“We’ve come a long way together in less than two years and we’ve checked off some major goals along the way – including the team’s first win and first pole. We know we still have work to do, both on and off the race track, but I feel good about our team and the direction we’re heading.”
Given the recent form of Bubba Wallace in the NASCAR Cup Series, it was perhaps unsurprising that the 28-year-old American re-signed with 23XI Racing last week on a multi-year deal.
Four top 10 finishes in the last five races as well as a runner-up spot in the season-opening Daytona 500 have placed him on the cusp of this season’s play-offs with two races remaining – albeit needing a win to secure a coveted place in the final 16.
It’s a similar situation to 12 months ago and which is partly the focus of a Netflix documentary Race: Bubba Wallace that was released earlier this year.
The six-part series follows Wallace on his quest for a maiden NASCAR Cup Series victory across the latter part of 2020 – in the wake of the championship restarting due to the COVID-19 pandemic – and the 2021 season. This includes joining 23XI, co-owned by three-time Daytona 500 winner Denny Hamlin and NBA legend Michael Jordan, but the main focus is away from the tracks.
With the death of George Floyd in 2020 at the hands of police and the subsequent Black Lives Matter movement, Wallace came to the fore as an activist in his position as the only full-time black driver in the NASCAR Cup.
It’s an open and refreshing – if at times difficult – watch as Wallace recounts his upbringing, and subsequent challenges he’s faced as a black driver in a championship with its origins firmly rooted in the south of America.
The series follows Wallace as he campaigns to have the Confederate flag banned, which he succeeds in doing, as well as the notorious noose incident at Talladega and being called out by then-president Donald Trump on Twitter.
The NASCAR community rallied around Wallace at Talladega in 2020
Photo by: Nigel Kinrade / NKP / Motorsport Images
As well as candid interviews from Wallace and his family, including partner and mother, there’s also interesting insights from others including team co-owner Hamlin, NASCAR legend Richard Petty, NASCAR president Steve Phelps and Bill Lester – a fellow black professional racing driver.
At times it becomes incredibly moving, with Wallace recounting racial incidents and his mother talking about her fears for her son as a black man in America. But without doubt one of the most emotional pieces of footage is when the NASCAR paddock surrounds his Toyota in a show of support at Talladega when a noose is found in his garage.
Even though an FBI investigation found that the ‘noose’ had been there months prior and was not directly aimed at Wallace it still packs a powerful punch. It has to be said though that the producers build on the ‘noose’ incident, not revealing the FBI’s findings until well into the next episode.

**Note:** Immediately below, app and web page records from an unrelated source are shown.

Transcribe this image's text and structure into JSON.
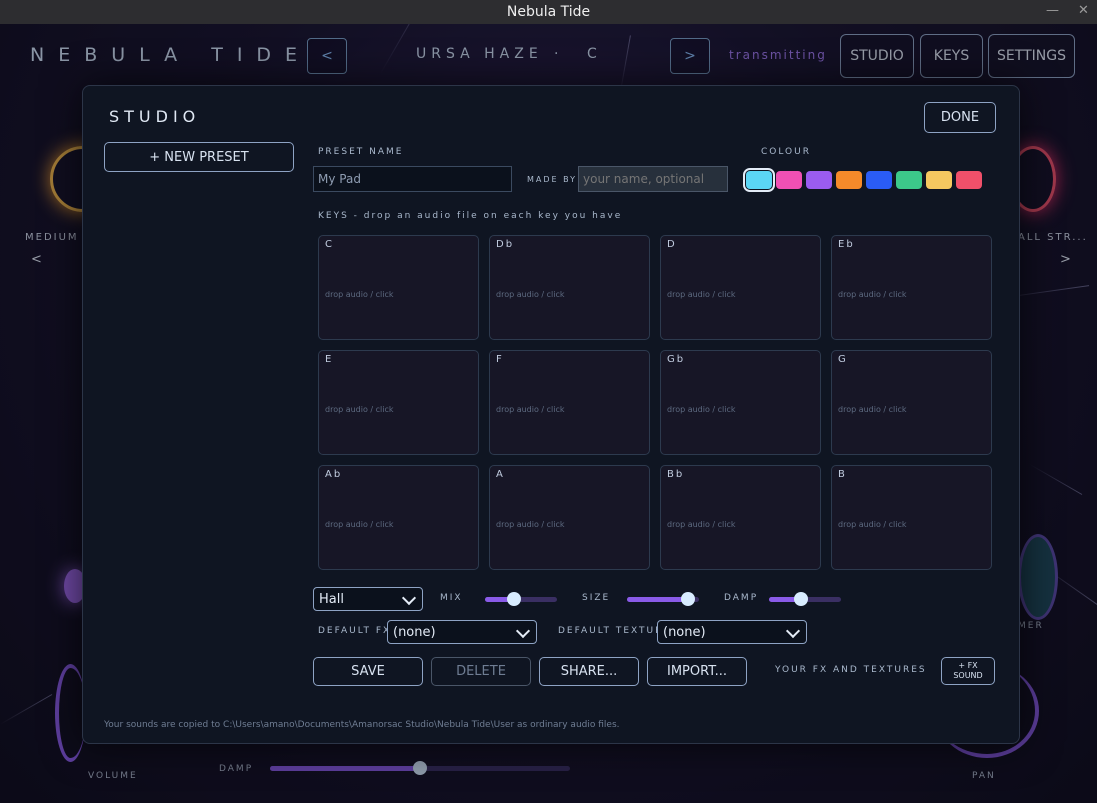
{
  "window": {
    "title": "Nebula Tide"
  },
  "app": {
    "brand": "NEBULA TIDE",
    "prev_label": "<",
    "next_label": ">",
    "preset_name": "URSA HAZE",
    "preset_sep": "·",
    "preset_key": "C",
    "status": "transmitting",
    "top_buttons": [
      "STUDIO",
      "KEYS",
      "SETTINGS"
    ],
    "left_label": "MEDIUM I",
    "right_label": "ALL STR...",
    "left_arrow": "<",
    "right_arrow": ">",
    "right_bottom_label": "MER",
    "volume_label": "VOLUME",
    "pan_label": "PAN",
    "damp_label": "DAMP",
    "damp_value": 0.5
  },
  "studio": {
    "title": "STUDIO",
    "done": "DONE",
    "new_preset": "+ NEW PRESET",
    "preset_name_label": "PRESET NAME",
    "preset_name_value": "My Pad",
    "made_by_label": "MADE BY",
    "made_by_placeholder": "your name, optional",
    "colour_label": "COLOUR",
    "colours": [
      "#5bd6f5",
      "#f050b4",
      "#9a5cf0",
      "#f58a2a",
      "#2a5cf5",
      "#3cc98a",
      "#f5c860",
      "#f0506a"
    ],
    "keys_title": "KEYS  -  drop an audio file on each key you have",
    "key_hint": "drop audio  /  click",
    "keys": [
      "C",
      "Db",
      "D",
      "Eb",
      "E",
      "F",
      "Gb",
      "G",
      "Ab",
      "A",
      "Bb",
      "B"
    ],
    "reverb": "Hall",
    "mix_label": "MIX",
    "mix_value": 0.4,
    "size_label": "SIZE",
    "size_value": 0.85,
    "damp_label": "DAMP",
    "damp_value": 0.45,
    "default_fx_label": "DEFAULT FX",
    "default_fx_value": "(none)",
    "default_texture_label": "DEFAULT TEXTURE",
    "default_texture_value": "(none)",
    "save": "SAVE",
    "delete": "DELETE",
    "share": "SHARE...",
    "import": "IMPORT...",
    "your_fx_label": "YOUR FX AND TEXTURES",
    "fx_sound_line1": "+ FX",
    "fx_sound_line2": "SOUND",
    "footer": "Your sounds are copied to  C:\\Users\\amano\\Documents\\Amanorsac Studio\\Nebula Tide\\User  as ordinary audio files."
  }
}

Many important social issues are raised throughout, including depression which Wallace has suffered from, but there’s also plenty of on-track action across each episode. Multi-car wrecks are captured from every angle, including a superb POV camera attached to Wallace’s helmet, and there’s behind-the-scenes footage of Wallace and his team.
Somewhat ironically a lot of focus is given to his quest for a maiden NASCAR win, with the series ending at the final race before the play-offs where Wallace finished third on the road before being promoted to second. Just five races later, though, he took that elusive win at Talladega, which is covered very briefly in the final minutes, having likely had been added post-production.

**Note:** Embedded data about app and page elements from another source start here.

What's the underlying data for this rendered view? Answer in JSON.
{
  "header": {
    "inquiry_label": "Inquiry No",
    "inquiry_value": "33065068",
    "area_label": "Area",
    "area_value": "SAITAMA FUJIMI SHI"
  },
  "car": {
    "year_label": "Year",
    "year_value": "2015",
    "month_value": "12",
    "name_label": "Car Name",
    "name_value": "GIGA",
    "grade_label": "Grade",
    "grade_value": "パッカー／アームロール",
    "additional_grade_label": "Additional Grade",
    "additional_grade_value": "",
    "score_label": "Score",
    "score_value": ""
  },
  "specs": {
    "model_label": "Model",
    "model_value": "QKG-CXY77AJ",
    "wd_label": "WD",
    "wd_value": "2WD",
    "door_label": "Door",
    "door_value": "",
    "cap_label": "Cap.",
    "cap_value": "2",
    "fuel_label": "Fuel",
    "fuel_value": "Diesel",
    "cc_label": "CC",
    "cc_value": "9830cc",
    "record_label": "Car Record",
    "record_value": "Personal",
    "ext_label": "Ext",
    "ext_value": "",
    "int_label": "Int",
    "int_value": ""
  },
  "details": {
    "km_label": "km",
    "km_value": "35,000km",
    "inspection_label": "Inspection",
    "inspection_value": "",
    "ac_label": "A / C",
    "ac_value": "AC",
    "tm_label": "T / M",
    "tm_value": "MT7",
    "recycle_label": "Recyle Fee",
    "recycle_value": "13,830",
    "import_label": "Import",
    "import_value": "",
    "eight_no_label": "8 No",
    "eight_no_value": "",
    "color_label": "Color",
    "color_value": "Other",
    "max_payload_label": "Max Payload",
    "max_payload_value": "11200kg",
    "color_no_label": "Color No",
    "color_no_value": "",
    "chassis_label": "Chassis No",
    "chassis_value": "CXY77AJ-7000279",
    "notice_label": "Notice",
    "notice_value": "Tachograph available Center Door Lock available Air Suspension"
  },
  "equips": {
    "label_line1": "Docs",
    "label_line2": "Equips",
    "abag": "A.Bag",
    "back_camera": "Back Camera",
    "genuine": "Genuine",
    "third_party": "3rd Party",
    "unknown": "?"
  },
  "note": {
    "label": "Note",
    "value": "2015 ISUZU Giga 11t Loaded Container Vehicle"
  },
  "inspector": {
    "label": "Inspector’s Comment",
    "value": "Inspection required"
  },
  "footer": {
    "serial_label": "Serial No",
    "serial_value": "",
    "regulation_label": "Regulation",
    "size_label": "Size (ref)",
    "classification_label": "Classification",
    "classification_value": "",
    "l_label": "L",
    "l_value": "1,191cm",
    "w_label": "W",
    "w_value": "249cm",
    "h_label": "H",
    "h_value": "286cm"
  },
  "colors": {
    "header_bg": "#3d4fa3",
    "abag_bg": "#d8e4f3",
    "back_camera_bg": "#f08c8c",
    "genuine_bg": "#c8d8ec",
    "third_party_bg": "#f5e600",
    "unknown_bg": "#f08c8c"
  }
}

PLUS: Why Bubba Wallace’s Talladega win is such a big moment for NASCAR
As Hamlin says: “He’s not going to be a star overnight, and it’s not going to happen in a year either, it’s going to take progression, it’s going to take time.”
His recent performances might not quite be on par with that of a superstar yet, but his actions off-track have certainly made him one in the eyes of many.